*Problem to work on:* This task requires every entry to be set down again exactly.

*Extracted material:*
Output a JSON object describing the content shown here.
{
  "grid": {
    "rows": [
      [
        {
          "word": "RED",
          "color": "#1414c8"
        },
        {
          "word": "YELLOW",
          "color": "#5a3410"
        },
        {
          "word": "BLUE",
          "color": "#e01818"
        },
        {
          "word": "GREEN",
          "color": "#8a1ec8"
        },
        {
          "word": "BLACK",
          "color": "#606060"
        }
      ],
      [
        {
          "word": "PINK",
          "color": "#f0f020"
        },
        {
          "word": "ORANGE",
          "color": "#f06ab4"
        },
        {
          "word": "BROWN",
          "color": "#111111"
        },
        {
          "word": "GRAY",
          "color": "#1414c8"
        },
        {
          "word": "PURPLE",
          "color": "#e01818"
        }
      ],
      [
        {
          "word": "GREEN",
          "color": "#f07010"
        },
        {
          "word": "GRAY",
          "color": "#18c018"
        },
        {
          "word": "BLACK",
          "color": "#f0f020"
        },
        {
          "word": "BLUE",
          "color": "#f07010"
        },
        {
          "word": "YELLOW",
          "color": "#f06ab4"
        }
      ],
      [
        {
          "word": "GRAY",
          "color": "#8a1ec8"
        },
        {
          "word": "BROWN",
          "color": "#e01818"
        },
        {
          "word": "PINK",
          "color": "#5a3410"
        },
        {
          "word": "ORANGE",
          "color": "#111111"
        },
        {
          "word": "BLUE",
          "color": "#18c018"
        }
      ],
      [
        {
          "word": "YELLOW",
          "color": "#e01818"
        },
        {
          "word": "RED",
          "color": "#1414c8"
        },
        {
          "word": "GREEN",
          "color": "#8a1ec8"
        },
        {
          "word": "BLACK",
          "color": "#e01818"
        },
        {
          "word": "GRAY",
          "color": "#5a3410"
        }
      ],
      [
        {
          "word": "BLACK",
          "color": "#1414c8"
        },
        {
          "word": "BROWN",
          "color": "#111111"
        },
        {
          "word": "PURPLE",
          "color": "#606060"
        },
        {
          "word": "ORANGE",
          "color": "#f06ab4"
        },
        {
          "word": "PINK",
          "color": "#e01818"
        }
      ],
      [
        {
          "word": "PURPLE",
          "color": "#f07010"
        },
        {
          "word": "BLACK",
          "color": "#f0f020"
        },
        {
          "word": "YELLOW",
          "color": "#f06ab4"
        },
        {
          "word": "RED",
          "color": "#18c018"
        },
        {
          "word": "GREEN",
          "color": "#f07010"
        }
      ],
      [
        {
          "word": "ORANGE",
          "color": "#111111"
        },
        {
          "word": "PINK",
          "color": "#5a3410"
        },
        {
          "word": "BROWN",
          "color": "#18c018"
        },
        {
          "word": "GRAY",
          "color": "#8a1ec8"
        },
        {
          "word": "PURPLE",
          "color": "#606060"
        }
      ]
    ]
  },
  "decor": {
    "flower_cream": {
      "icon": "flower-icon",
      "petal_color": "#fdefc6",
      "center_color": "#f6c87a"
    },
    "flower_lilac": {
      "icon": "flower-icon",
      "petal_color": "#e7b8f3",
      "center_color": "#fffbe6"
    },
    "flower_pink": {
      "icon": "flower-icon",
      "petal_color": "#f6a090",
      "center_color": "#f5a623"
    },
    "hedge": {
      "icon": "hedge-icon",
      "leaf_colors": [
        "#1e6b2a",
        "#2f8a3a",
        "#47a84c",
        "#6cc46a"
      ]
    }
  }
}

*Your solution:*
Output a JSON object describing the content shown here.
{
  "grid": {
    "rows": [
      [
        {
          "word": "RED",
          "color": "#1414c8"
        },
        {
          "word": "YELLOW",
          "color": "#5a3410"
        },
        {
          "word": "BLUE",
          "color": "#e01818"
        },
        {
          "word": "GREEN",
          "color": "#8a1ec8"
        },
        {
          "word": "BLACK",
          "color": "#606060"
        }
      ],
      [
        {
          "word": "PINK",
          "color": "#f0f020"
        },
        {
          "word": "ORANGE",
          "color": "#f06ab4"
        },
        {
          "word": "BROWN",
          "color": "#111111"
        },
        {
          "word": "GRAY",
          "color": "#1414c8"
        },
        {
          "word": "PURPLE",
          "color": "#e01818"
        }
      ],
      [
        {
          "word": "GREEN",
          "color": "#f07010"
        },
        {
          "word": "GRAY",
          "color": "#18c018"
        },
        {
          "word": "BLACK",
          "color": "#f0f020"
        },
        {
          "word": "BLUE",
          "color": "#f07010"
        },
        {
          "word": "YELLOW",
          "color": "#f06ab4"
        }
      ],
      [
        {
          "word": "GRAY",
          "color": "#8a1ec8"
        },
        {
          "word": "BROWN",
          "color": "#e01818"
        },
        {
          "word": "PINK",
          "color": "#5a3410"
        },
        {
          "word": "ORANGE",
          "color": "#111111"
        },
        {
          "word": "BLUE",
          "color": "#18c018"
        }
      ],
      [
        {
          "word": "YELLOW",
          "color": "#e01818"
        },
        {
          "word": "RED",
          "color": "#1414c8"
        },
        {
          "word": "GREEN",
          "color": "#8a1ec8"
        },
        {
          "word": "BLACK",
          "color": "#e01818"
        },
        {
          "word": "GRAY",
          "color": "#5a3410"
        }
      ],
      [
        {
          "word": "BLACK",
          "color": "#1414c8"
        },
        {
          "word": "BROWN",
          "color": "#111111"
        },
        {
          "word": "PURPLE",
          "color": "#606060"
        },
        {
          "word": "ORANGE",
          "color": "#f06ab4"
        },
        {
          "word": "PINK",
          "color": "#e01818"
        }
      ],
      [
        {
          "word": "PURPLE",
          "color": "#f07010"
        },
        {
          "word": "BLACK",
          "color": "#f0f020"
        },
        {
          "word": "YELLOW",
          "color": "#f06ab4"
        },
        {
          "word": "RED",
          "color": "#18c018"
        },
        {
          "word": "GREEN",
          "color": "#f07010"
        }
      ],
      [
        {
          "word": "ORANGE",
          "color": "#111111"
        },
        {
          "word": "PINK",
          "color": "#5a3410"
        },
        {
          "word": "BROWN",
          "color": "#18c018"
        },
        {
          "word": "GRAY",
          "color": "#8a1ec8"
        },
        {
          "word": "PURPLE",
          "color": "#606060"
        }
      ]
    ]
  },
  "decor": {
    "flower_cream": {
      "icon": "flower-icon",
      "petal_color": "#fdefc6",
      "center_color": "#f6c87a"
    },
    "flower_lilac": {
      "icon": "flower-icon",
      "petal_color": "#e7b8f3",
      "center_color": "#fffbe6"
    },
    "flower_pink": {
      "icon": "flower-icon",
      "petal_color": "#f6a090",
      "center_color": "#f5a623"
    },
    "hedge": {
      "icon": "hedge-icon",
      "leaf_colors": [
        "#1e6b2a",
        "#2f8a3a",
        "#47a84c",
        "#6cc46a"
      ]
    }
  }
}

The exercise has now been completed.